• RECORDS PROVIDED
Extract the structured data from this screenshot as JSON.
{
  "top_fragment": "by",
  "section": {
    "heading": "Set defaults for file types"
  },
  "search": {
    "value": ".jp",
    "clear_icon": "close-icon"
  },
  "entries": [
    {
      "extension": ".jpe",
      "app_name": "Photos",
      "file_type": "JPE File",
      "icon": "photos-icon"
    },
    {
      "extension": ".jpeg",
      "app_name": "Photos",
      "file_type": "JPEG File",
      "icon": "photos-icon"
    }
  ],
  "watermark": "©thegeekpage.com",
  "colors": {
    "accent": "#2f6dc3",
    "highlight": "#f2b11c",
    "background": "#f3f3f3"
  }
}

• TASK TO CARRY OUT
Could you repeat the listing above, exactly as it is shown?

• ANSWER TO THIS TASK
Extract the structured data from this screenshot as JSON.
{
  "top_fragment": "by",
  "section": {
    "heading": "Set defaults for file types"
  },
  "search": {
    "value": ".jp",
    "clear_icon": "close-icon"
  },
  "entries": [
    {
      "extension": ".jpe",
      "app_name": "Photos",
      "file_type": "JPE File",
      "icon": "photos-icon"
    },
    {
      "extension": ".jpeg",
      "app_name": "Photos",
      "file_type": "JPEG File",
      "icon": "photos-icon"
    }
  ],
  "watermark": "©thegeekpage.com",
  "colors": {
    "accent": "#2f6dc3",
    "highlight": "#f2b11c",
    "background": "#f3f3f3"
  }
}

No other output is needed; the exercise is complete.